BEIJING, July 28 (Xinhua) -- China is striving to make itself more inviting to foreign direct investment (FDI) and foreign talents by widening market access and bettering business environment.
The decision is made at a State Council executive meeting presided over by Premier Li Keqiang on Friday.
The negative-list-based market access regime for foreign capital, already in trial in the country's 11 free trade zones, will be rolled out nationwide as soon as possible, and more sectors will be more open for FDI. Profits of foreign-invested companies will be guaranteed free flow out of China.
To make China more appealing to foreign talents, the government will put in place a work permit system for foreigners working in China, with detailed guidelines for visa application and evaluation benchmarks for widened access to foreign talents to be developed in the second half of this year.
Five- to ten-year multiple entry visas will be issued to qualified expatriates in China, who can apply for work permits and work-related residential certificates accordingly.
"The inflow of foreign capital has been pivotal for China to maintain a relatively quick growth rate. Our industries are in general at the lower end of the global value chain. We must send a strong message of welcome to foreign investment," Li said.
Inbound FDI fell by 0.1 percent year on year to 441.54 billion yuan (65.5 billion U.S. dollars) in the first half of this year, but the number of newly launched foreign enterprises in China was up by 12.3 percent, according to the Ministry of Commerce.
In a sign of stabilizing FDI, the inflow rose by 2.3 percent in June year on year to 100.45 billion yuan.
A report released by the American Chamber of Commerce Shanghai early this month showed that about 77 percent of U.S. companies in China surveyed are making profits, with 73.5 percent of companies reporting revenue growth in 2016.

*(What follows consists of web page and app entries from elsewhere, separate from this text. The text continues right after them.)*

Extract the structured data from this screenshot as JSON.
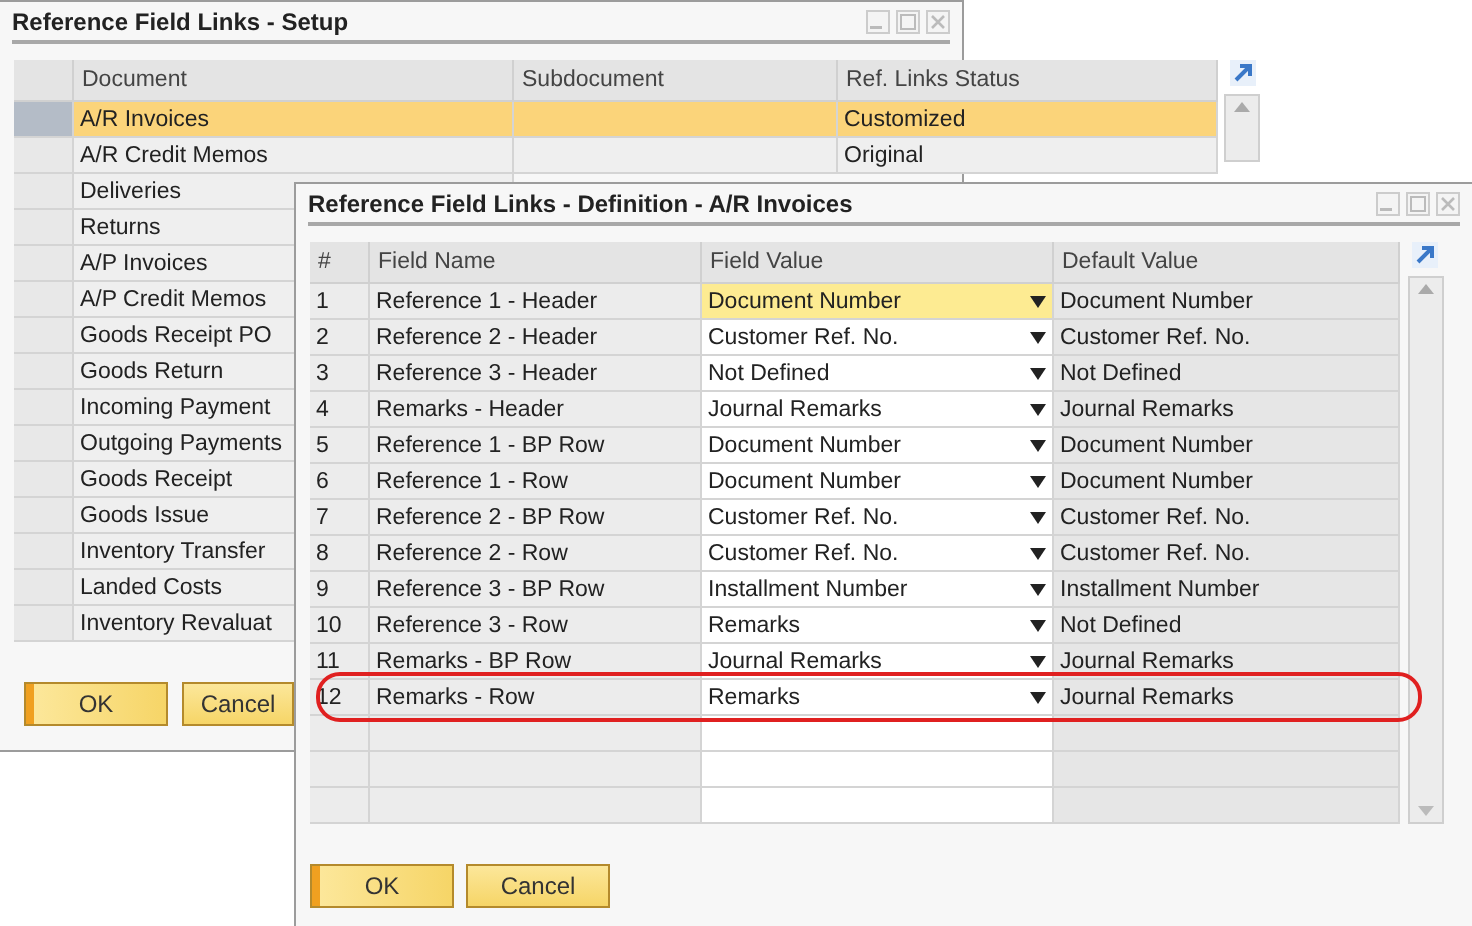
{
  "setup_window": {
    "title": "Reference Field Links - Setup",
    "columns": [
      "Document",
      "Subdocument",
      "Ref. Links Status"
    ],
    "rows": [
      {
        "document": "A/R Invoices",
        "subdocument": "",
        "status": "Customized",
        "selected": true
      },
      {
        "document": "A/R Credit Memos",
        "subdocument": "",
        "status": "Original",
        "selected": false
      },
      {
        "document": "Deliveries",
        "selected": false
      },
      {
        "document": "Returns",
        "selected": false
      },
      {
        "document": "A/P Invoices",
        "selected": false
      },
      {
        "document": "A/P Credit Memos",
        "selected": false
      },
      {
        "document": "Goods Receipt PO",
        "selected": false
      },
      {
        "document": "Goods Return",
        "selected": false
      },
      {
        "document": "Incoming Payment",
        "selected": false
      },
      {
        "document": "Outgoing Payments",
        "selected": false
      },
      {
        "document": "Goods Receipt",
        "selected": false
      },
      {
        "document": "Goods Issue",
        "selected": false
      },
      {
        "document": "Inventory Transfer",
        "selected": false
      },
      {
        "document": "Landed Costs",
        "selected": false
      },
      {
        "document": "Inventory Revaluat",
        "selected": false
      }
    ],
    "buttons": [
      {
        "label": "OK",
        "default": true
      },
      {
        "label": "Cancel",
        "default": false
      }
    ]
  },
  "definition_window": {
    "title": "Reference Field Links - Definition - A/R Invoices",
    "columns": [
      "#",
      "Field Name",
      "Field Value",
      "Default Value"
    ],
    "rows": [
      {
        "number": "1",
        "field_name": "Reference 1 - Header",
        "field_value": "Document Number",
        "default_value": "Document Number",
        "selected": true,
        "highlighted": false
      },
      {
        "number": "2",
        "field_name": "Reference 2 - Header",
        "field_value": "Customer Ref. No.",
        "default_value": "Customer Ref. No.",
        "selected": false,
        "highlighted": false
      },
      {
        "number": "3",
        "field_name": "Reference 3 - Header",
        "field_value": "Not Defined",
        "default_value": "Not Defined",
        "selected": false,
        "highlighted": false
      },
      {
        "number": "4",
        "field_name": "Remarks - Header",
        "field_value": "Journal Remarks",
        "default_value": "Journal Remarks",
        "selected": false,
        "highlighted": false
      },
      {
        "number": "5",
        "field_name": "Reference 1 - BP Row",
        "field_value": "Document Number",
        "default_value": "Document Number",
        "selected": false,
        "highlighted": false
      },
      {
        "number": "6",
        "field_name": "Reference 1 - Row",
        "field_value": "Document Number",
        "default_value": "Document Number",
        "selected": false,
        "highlighted": false
      },
      {
        "number": "7",
        "field_name": "Reference 2 - BP Row",
        "field_value": "Customer Ref. No.",
        "default_value": "Customer Ref. No.",
        "selected": false,
        "highlighted": false
      },
      {
        "number": "8",
        "field_name": "Reference 2 - Row",
        "field_value": "Customer Ref. No.",
        "default_value": "Customer Ref. No.",
        "selected": false,
        "highlighted": false
      },
      {
        "number": "9",
        "field_name": "Reference 3 - BP Row",
        "field_value": "Installment Number",
        "default_value": "Installment Number",
        "selected": false,
        "highlighted": false
      },
      {
        "number": "10",
        "field_name": "Reference 3 - Row",
        "field_value": "Remarks",
        "default_value": "Not Defined",
        "selected": false,
        "highlighted": false
      },
      {
        "number": "11",
        "field_name": "Remarks - BP Row",
        "field_value": "Journal Remarks",
        "default_value": "Journal Remarks",
        "selected": false,
        "highlighted": false
      },
      {
        "number": "12",
        "field_name": "Remarks - Row",
        "field_value": "Remarks",
        "default_value": "Journal Remarks",
        "selected": false,
        "highlighted": true
      }
    ],
    "buttons": [
      {
        "label": "OK",
        "default": true
      },
      {
        "label": "Cancel",
        "default": false
      }
    ]
  }
}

Tax deferral will be extended to foreign investors if their local profits are invested in preferential fields. It will also promote the integration between FDI and outbound investment and encourage multinationals to set up regional headquarters in China.
The flow of FDI to the country's western and northeastern regions will receive extra support.
Li highlighted the need to develop a business environment that is more in line with international practice and the rule of law.
"We must make sure the policies cutting fees and taxes are fully implemented. Government supervision should be in the form of standardized random check, which is more of an international practice and more effective," he said.
The Chinese government will increase the interconnectivity of information systems between different departments, and pilot single window and single form registry for foreign enterprises in the filing of records and business registration process.
China will also improve the legal system in relation to foreign investment. Foreign capital will be encouraged in the restructuring of domestic enterprises, and intellectual property rights of foreign enterprises will be better protected.
The government will also improve the competitiveness of the country's research and development environment, and ensure the stability and consistency of policies regarding foreign capital.
"Government departments related should develop action plans as soon as possible, and put these into quick action, making China a height in opening-up and investment continuously," Li said.